# Grab the latest release of BackupPC from
# At the time of writing it's at version 4.3.2
# Extract the source
tar -xf BackupPC-4.3.2.tar.gz
cd BackupPC-4.3.2
# Run the configuration procedure

The configuration procedure does a couple of dependency checks and noted that I needed to install the perl module BackupPC::XS. Naturally, it wasn't that easy. cpan was throwing out of memory errors and couldn't install the module. Enter CPANMinus. It's a modern alternative to cpan which is aware of the available memory during module installation.

curl -L -o cpanm
sudo mv cpanm /usr/local/bin/
sudo chmod +x /usr/local/bin/cpanm

Then install the required module by running: sudo cpanm --verbose install "BackupPC::XS"

Use the --verbose flag because it seems cpanm doesn't handle module dependencies and you have to install them yourself. It warns you that you're missing dependencies and then goes ahead and continues to build the module, which unsurprisingly fails. Weird.

I needed to install a few more perl modules - SCGI and inc::latest before BackupPC worked.

I enjoy using nginx so this was my HTTP server of choice for the project.
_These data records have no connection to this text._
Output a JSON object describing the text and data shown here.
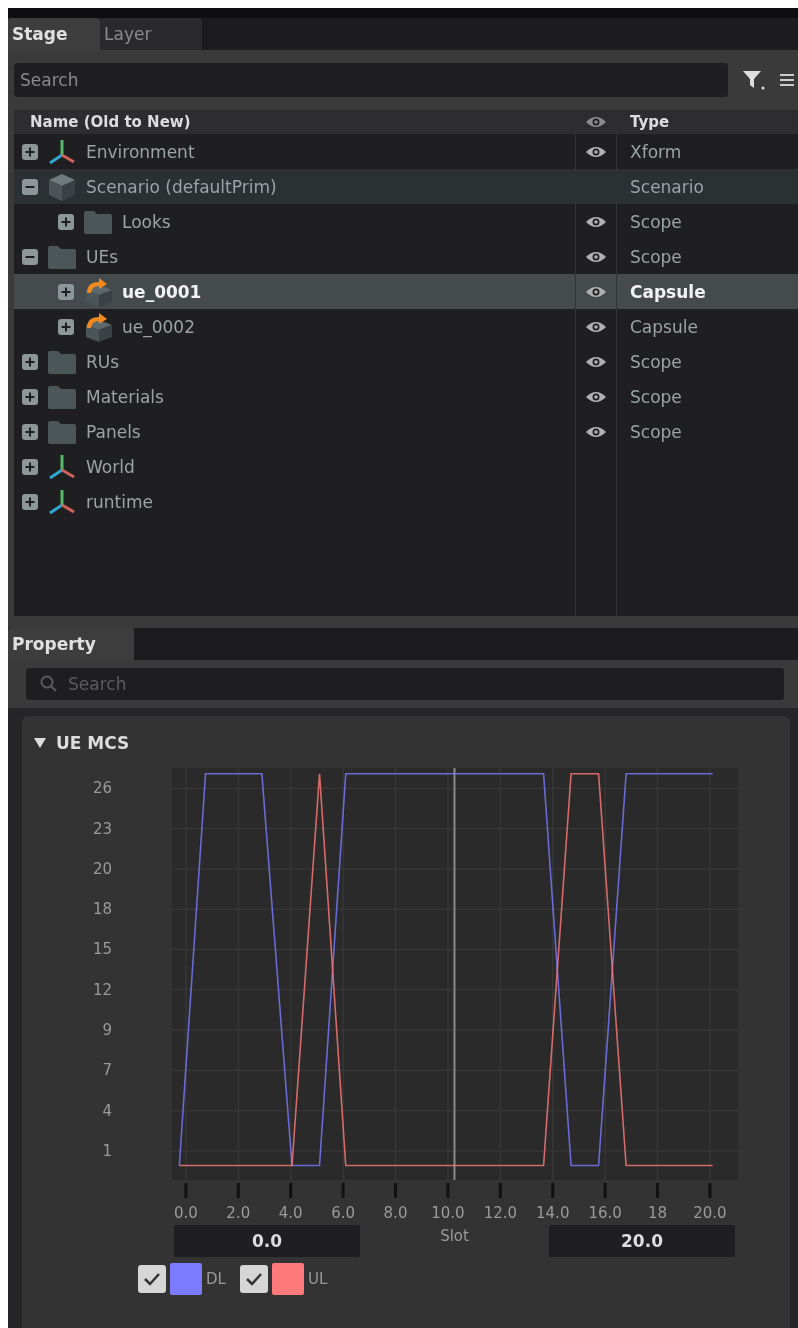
{
  "stage_tabs": [
    {
      "label": "Stage",
      "selected": true
    },
    {
      "label": "Layer",
      "selected": false
    }
  ],
  "stage_search": {
    "placeholder": "Search"
  },
  "tree": {
    "columns": {
      "name": "Name (Old to New)",
      "type": "Type"
    },
    "items": [
      {
        "name": "Environment",
        "kind": "xform",
        "expanded": false,
        "visible": true,
        "type": "Xform",
        "selected": false,
        "highlighted": false
      },
      {
        "name": "Scenario (defaultPrim)",
        "kind": "cube",
        "expanded": true,
        "visible": false,
        "type": "Scenario",
        "selected": false,
        "highlighted": true,
        "children": [
          {
            "name": "Looks",
            "kind": "folder",
            "expanded": false,
            "visible": true,
            "type": "Scope",
            "selected": false,
            "highlighted": false
          }
        ]
      },
      {
        "name": "UEs",
        "kind": "folder",
        "expanded": true,
        "visible": true,
        "type": "Scope",
        "selected": false,
        "highlighted": false,
        "children": [
          {
            "name": "ue_0001",
            "kind": "capsule",
            "expanded": false,
            "visible": true,
            "type": "Capsule",
            "selected": true,
            "highlighted": false
          },
          {
            "name": "ue_0002",
            "kind": "capsule",
            "expanded": false,
            "visible": true,
            "type": "Capsule",
            "selected": false,
            "highlighted": false
          }
        ]
      },
      {
        "name": "RUs",
        "kind": "folder",
        "expanded": false,
        "visible": true,
        "type": "Scope",
        "selected": false,
        "highlighted": false
      },
      {
        "name": "Materials",
        "kind": "folder",
        "expanded": false,
        "visible": true,
        "type": "Scope",
        "selected": false,
        "highlighted": false
      },
      {
        "name": "Panels",
        "kind": "folder",
        "expanded": false,
        "visible": true,
        "type": "Scope",
        "selected": false,
        "highlighted": false
      },
      {
        "name": "World",
        "kind": "xform",
        "expanded": false,
        "visible": false,
        "selected": false,
        "highlighted": false
      },
      {
        "name": "runtime",
        "kind": "xform",
        "expanded": false,
        "visible": false,
        "selected": false,
        "highlighted": false
      }
    ]
  },
  "property_tabs": [
    {
      "label": "Property",
      "selected": true
    }
  ],
  "property_search": {
    "placeholder": "Search"
  },
  "section": {
    "title": "UE MCS",
    "expanded": true,
    "chart_data": {
      "type": "line",
      "xlabel": "Slot",
      "grid": true,
      "x": [
        -0.25,
        0.75,
        2.9,
        4.05,
        5.1,
        6.1,
        13.65,
        14.7,
        15.75,
        16.8,
        20.1
      ],
      "series": [
        {
          "name": "DL",
          "color": "#7b7bff",
          "values": [
            0,
            27,
            27,
            0,
            0,
            27,
            27,
            0,
            0,
            27,
            27
          ]
        },
        {
          "name": "UL",
          "color": "#ff7b7b",
          "values": [
            0,
            0,
            0,
            0,
            27,
            0,
            0,
            27,
            27,
            0,
            0
          ]
        }
      ],
      "xlim": [
        -0.53,
        21.07
      ],
      "ylim": [
        -1,
        27.4
      ],
      "xticks": [
        {
          "value": 0,
          "label": "0.0"
        },
        {
          "value": 2,
          "label": "2.0"
        },
        {
          "value": 4,
          "label": "4.0"
        },
        {
          "value": 6,
          "label": "6.0"
        },
        {
          "value": 8,
          "label": "8.0"
        },
        {
          "value": 10,
          "label": "10.0"
        },
        {
          "value": 12,
          "label": "12.0"
        },
        {
          "value": 14,
          "label": "14.0"
        },
        {
          "value": 16,
          "label": "16.0"
        },
        {
          "value": 18,
          "label": "18"
        },
        {
          "value": 20,
          "label": "20.0"
        }
      ],
      "yticks": [
        {
          "value": 1,
          "label": "1"
        },
        {
          "value": 3.78,
          "label": "4"
        },
        {
          "value": 6.56,
          "label": "7"
        },
        {
          "value": 9.33,
          "label": "9"
        },
        {
          "value": 12.11,
          "label": "12"
        },
        {
          "value": 14.89,
          "label": "15"
        },
        {
          "value": 17.67,
          "label": "18"
        },
        {
          "value": 20.44,
          "label": "20"
        },
        {
          "value": 23.22,
          "label": "23"
        },
        {
          "value": 26,
          "label": "26"
        }
      ],
      "ref_lines": [
        {
          "axis": "x",
          "value": 10.25
        }
      ]
    },
    "range": {
      "min": "0.0",
      "max": "20.0"
    },
    "legend": [
      {
        "checked": true
      },
      {
        "checked": true
      }
    ]
  }
}
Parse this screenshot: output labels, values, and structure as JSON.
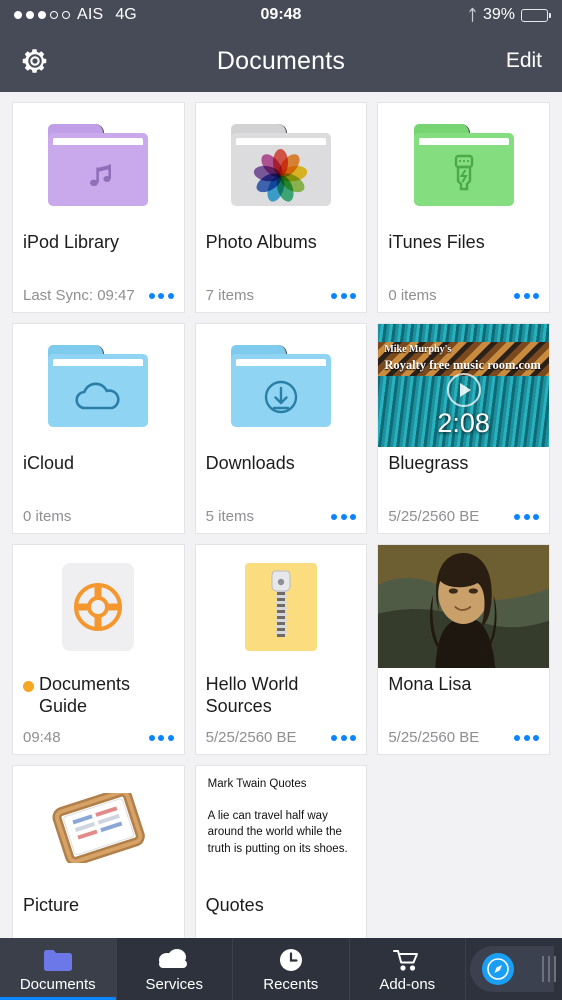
{
  "status_bar": {
    "signal_filled": 3,
    "signal_total": 5,
    "carrier": "AIS",
    "network": "4G",
    "time": "09:48",
    "bluetooth_icon": "bluetooth-icon",
    "battery_percent": "39%",
    "battery_level": 39
  },
  "nav": {
    "settings_icon": "gear-icon",
    "title": "Documents",
    "edit_label": "Edit"
  },
  "colors": {
    "header_bg": "#474b57",
    "page_bg": "#f2f2f4",
    "accent_blue": "#0a84ff",
    "badge_orange": "#f5a623",
    "tabbar_bg": "#2e323c"
  },
  "files": [
    {
      "name": "iPod Library",
      "meta": "Last Sync: 09:47",
      "kind": "folder",
      "icon": "music-folder-icon",
      "folder_color": "#c9a9ec",
      "folder_tab_color": "#c09fe8",
      "has_menu": true,
      "unread": false
    },
    {
      "name": "Photo Albums",
      "meta": "7 items",
      "kind": "folder",
      "icon": "photos-folder-icon",
      "folder_color": "#dcdcde",
      "folder_tab_color": "#d2d2d4",
      "has_menu": true,
      "unread": false
    },
    {
      "name": "iTunes Files",
      "meta": "0 items",
      "kind": "folder",
      "icon": "usb-folder-icon",
      "folder_color": "#84dd7f",
      "folder_tab_color": "#77d571",
      "has_menu": true,
      "unread": false
    },
    {
      "name": "iCloud",
      "meta": "0 items",
      "kind": "folder",
      "icon": "cloud-folder-icon",
      "folder_color": "#8fd4f2",
      "folder_tab_color": "#7fcbee",
      "has_menu": false,
      "unread": false
    },
    {
      "name": "Downloads",
      "meta": "5 items",
      "kind": "folder",
      "icon": "download-folder-icon",
      "folder_color": "#8fd4f2",
      "folder_tab_color": "#7fcbee",
      "has_menu": true,
      "unread": false
    },
    {
      "name": "Bluegrass",
      "meta": "5/25/2560 BE",
      "kind": "video",
      "icon": "video-thumbnail",
      "duration": "2:08",
      "banner_line1": "Mike Murphy's",
      "banner_line2": "Royalty free music room.com",
      "has_menu": true,
      "unread": false
    },
    {
      "name": "Documents Guide",
      "meta": "09:48",
      "kind": "guide",
      "icon": "lifering-icon",
      "has_menu": true,
      "unread": true
    },
    {
      "name": "Hello World Sources",
      "meta": "5/25/2560 BE",
      "kind": "archive",
      "icon": "zip-archive-icon",
      "has_menu": true,
      "unread": false
    },
    {
      "name": "Mona Lisa",
      "meta": "5/25/2560 BE",
      "kind": "image",
      "icon": "image-thumbnail",
      "has_menu": true,
      "unread": false
    },
    {
      "name": "Picture",
      "meta": "",
      "kind": "tray",
      "icon": "paper-tray-icon",
      "has_menu": false,
      "unread": false
    },
    {
      "name": "Quotes",
      "meta": "",
      "kind": "document",
      "icon": "document-preview",
      "preview_title": "Mark Twain Quotes",
      "preview_body": "A lie can travel half way around the world while the truth is putting on its shoes.",
      "has_menu": false,
      "unread": false
    }
  ],
  "tabbar": {
    "items": [
      {
        "label": "Documents",
        "icon": "folder-icon",
        "active": true
      },
      {
        "label": "Services",
        "icon": "cloud-icon",
        "active": false
      },
      {
        "label": "Recents",
        "icon": "clock-icon",
        "active": false
      },
      {
        "label": "Add-ons",
        "icon": "shopping-cart-icon",
        "active": false
      }
    ],
    "browser_button": {
      "icon": "safari-compass-icon",
      "grip_icon": "drag-grip-icon"
    }
  }
}
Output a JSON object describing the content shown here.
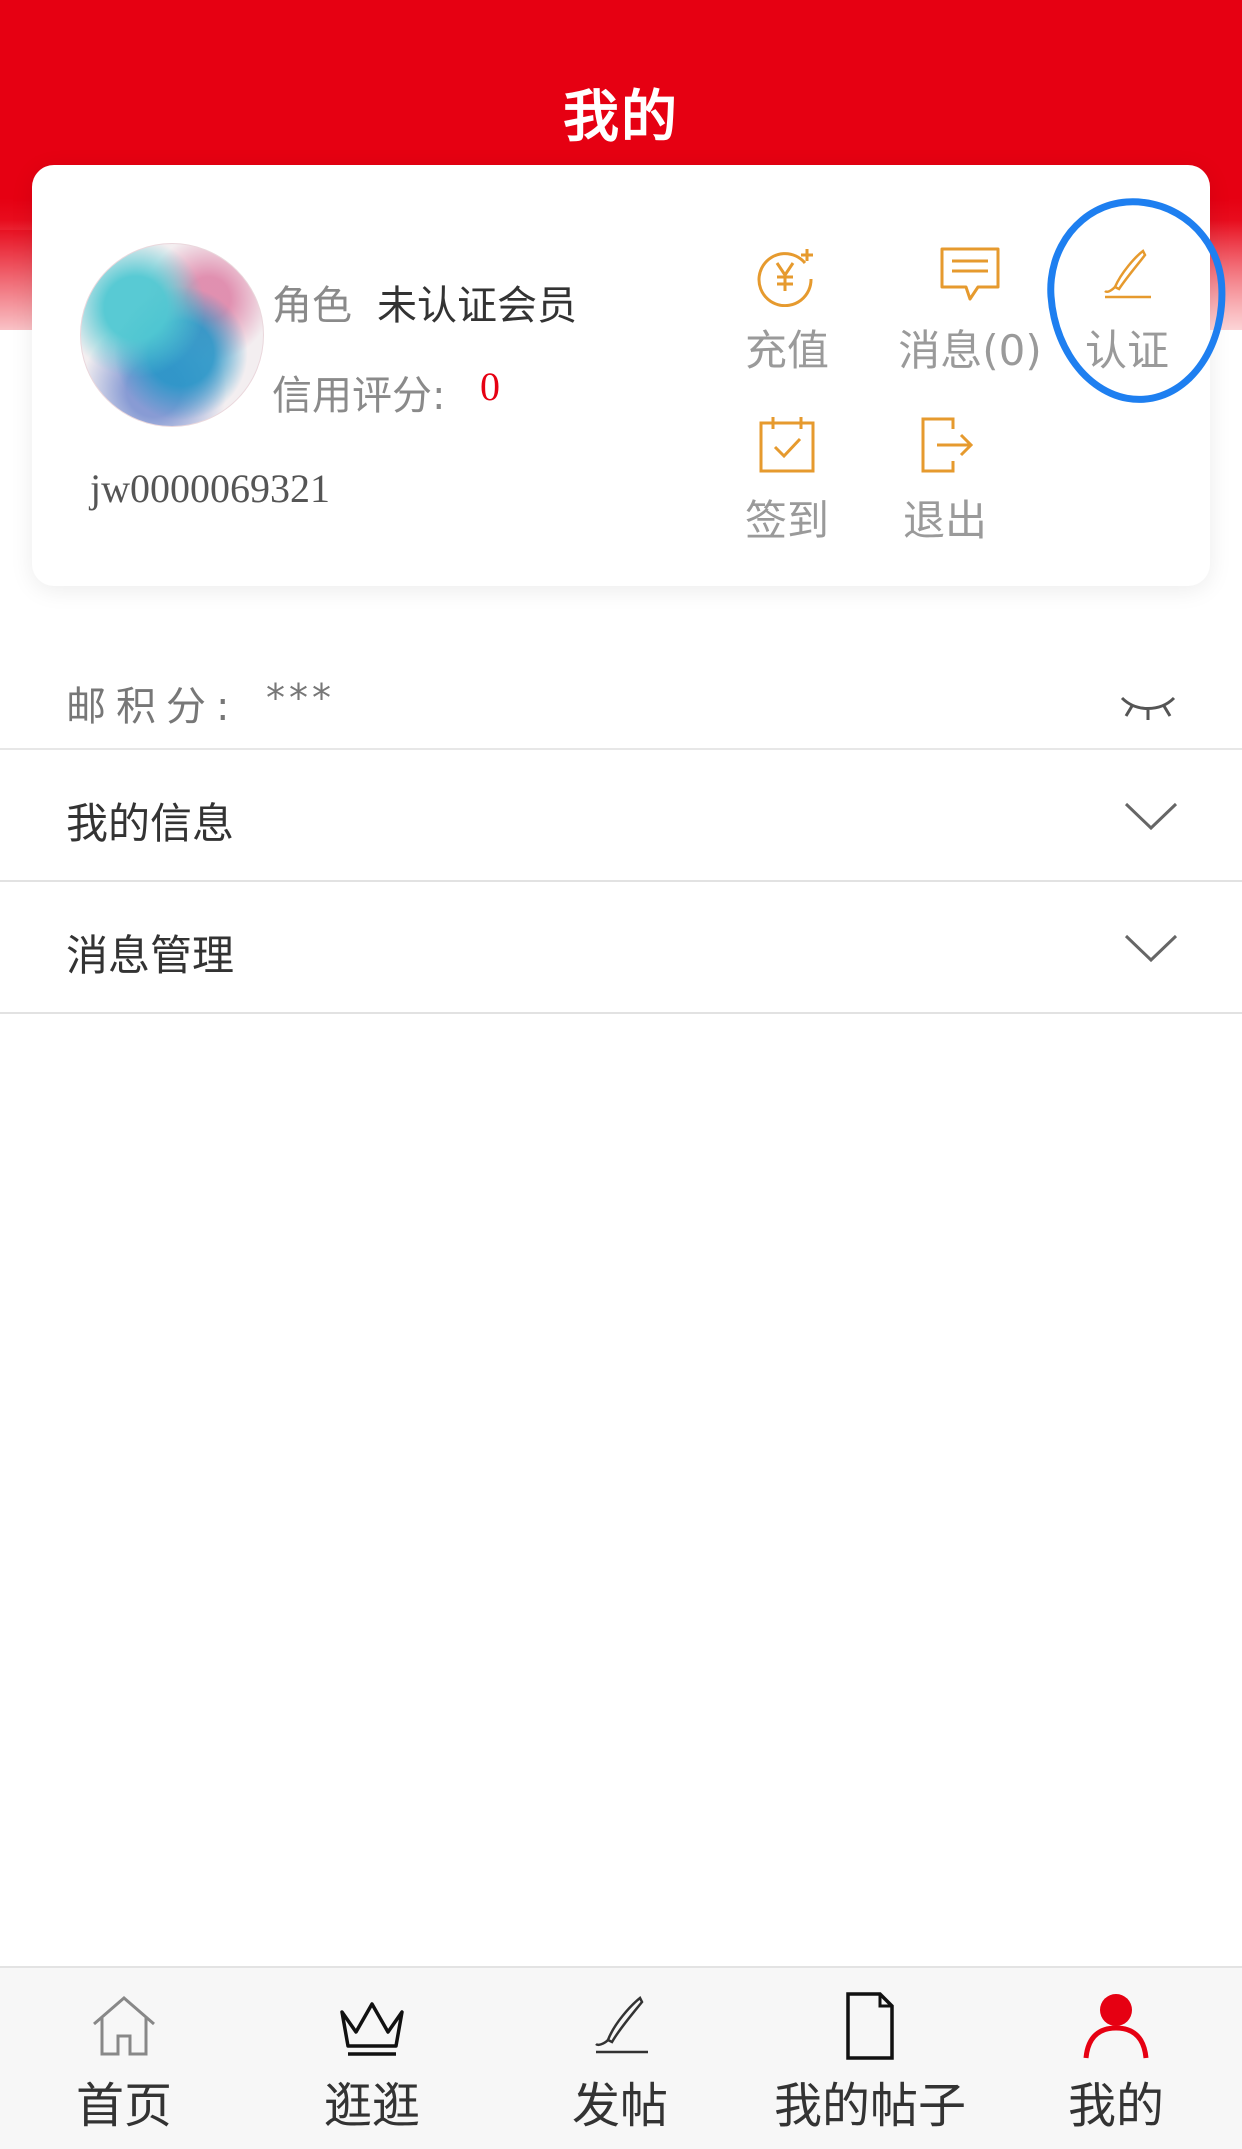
{
  "header": {
    "title": "我的"
  },
  "profile": {
    "role_label": "角色",
    "role_value": "未认证会员",
    "credit_label": "信用评分:",
    "credit_value": "0",
    "username": "jw0000069321"
  },
  "actions": {
    "recharge": {
      "label": "充值",
      "icon": "yen-plus-icon"
    },
    "messages": {
      "label": "消息(0)",
      "icon": "message-icon"
    },
    "auth": {
      "label": "认证",
      "icon": "pen-icon"
    },
    "signin": {
      "label": "签到",
      "icon": "calendar-check-icon"
    },
    "logout": {
      "label": "退出",
      "icon": "logout-icon"
    }
  },
  "points": {
    "label": "邮积分:",
    "value": "***"
  },
  "menu": {
    "items": [
      {
        "label": "我的信息"
      },
      {
        "label": "消息管理"
      }
    ]
  },
  "tabbar": {
    "items": [
      {
        "label": "首页",
        "icon": "home-icon"
      },
      {
        "label": "逛逛",
        "icon": "crown-icon"
      },
      {
        "label": "发帖",
        "icon": "pen-icon"
      },
      {
        "label": "我的帖子",
        "icon": "document-icon"
      },
      {
        "label": "我的",
        "icon": "user-icon"
      }
    ],
    "active": "我的"
  },
  "colors": {
    "brand_red": "#e60012",
    "accent_orange": "#e69a2e",
    "annotation_blue": "#1e7ff0"
  }
}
Following BackupPC's documentation, I created the config file in /etc/nginx/sites-available/backuppc.lan and symlinked it to /etc/nginx/sites-enabled/backuppc.lan.

Generate a password with htpasswd and place it in /etc/nginx/conf.d/backuppc.users like so:


Be sure to match the scgi_pass directive's port to the config variable $Conf{SCGIServerPort}

rsync is a great tool so I'll use it as a backup method. I set $Conf{XferMethod} to rsync and downloaded a special build of rsync, called rsync-bpc, that was made specifically for BackupPC. rsync-bpc is fully compatible with rsync so it needs to be installed only on the backup server. Clients can use the regular version of rsync.

# Grab the latest release
tar -xf rsync-bpc-
cd rsync-bpc-
make install

Naturally, make fails.

lib/sysacls.c:2761:2: error: #error No ACL functions defined for this platform!

This indicates that you have to install the ACL library and it's devel package:

sudo apt install libacl1 libacl1-dev
# Don't forget to re-run the configuration step!

Don't forget to set $Conf{RsyncBackupPCPath} to the new installed binary (/usr/local/bin/rsync_bpc).

One thing to note is that if you select rsync as a backup method, you'll need to create ssh keys and give access to the backup server to each PC you'll be backing up.

  1. Check and enable sshd on the client machine
  2. When configuring the transfer opts (xfer tab) in BackupPC, set RsyncSshArgs to the correct user (usually not root)

The BackupPC config has a global section located in /etc/BackupPC/ and a per-host config file in /etc/BackupPC/pc/ Both configuration options can be edited via the admin panel or via the config files directly.

Edit $Conf{RsyncSshArgs} to use the correct user if you're not using root

Install hdparm to configure spinup/spindown time for HDDs.

/dev/sda {
write_cache = on
spindown_time = 250

250 is 5 hours based on

sudo service hdparm restart

Setup email by running

sudo apt install ssmtp

This replaces the default sendmail command with a easier to use alternative that only supports SMTP Create an account in (AND VERIFY IT!). Add credentials in /etc/ssmtp/ssmtp.conf and try sending an email by running

echo "Test 1 from $(hostname -f)"|mail -s "Test 1 $(hostname -f)" [email protected]

Test BackupPC emails by running

/usr/local/BackupPC/bin/BackupPC_sendEmail -u [email protected]
Back to Top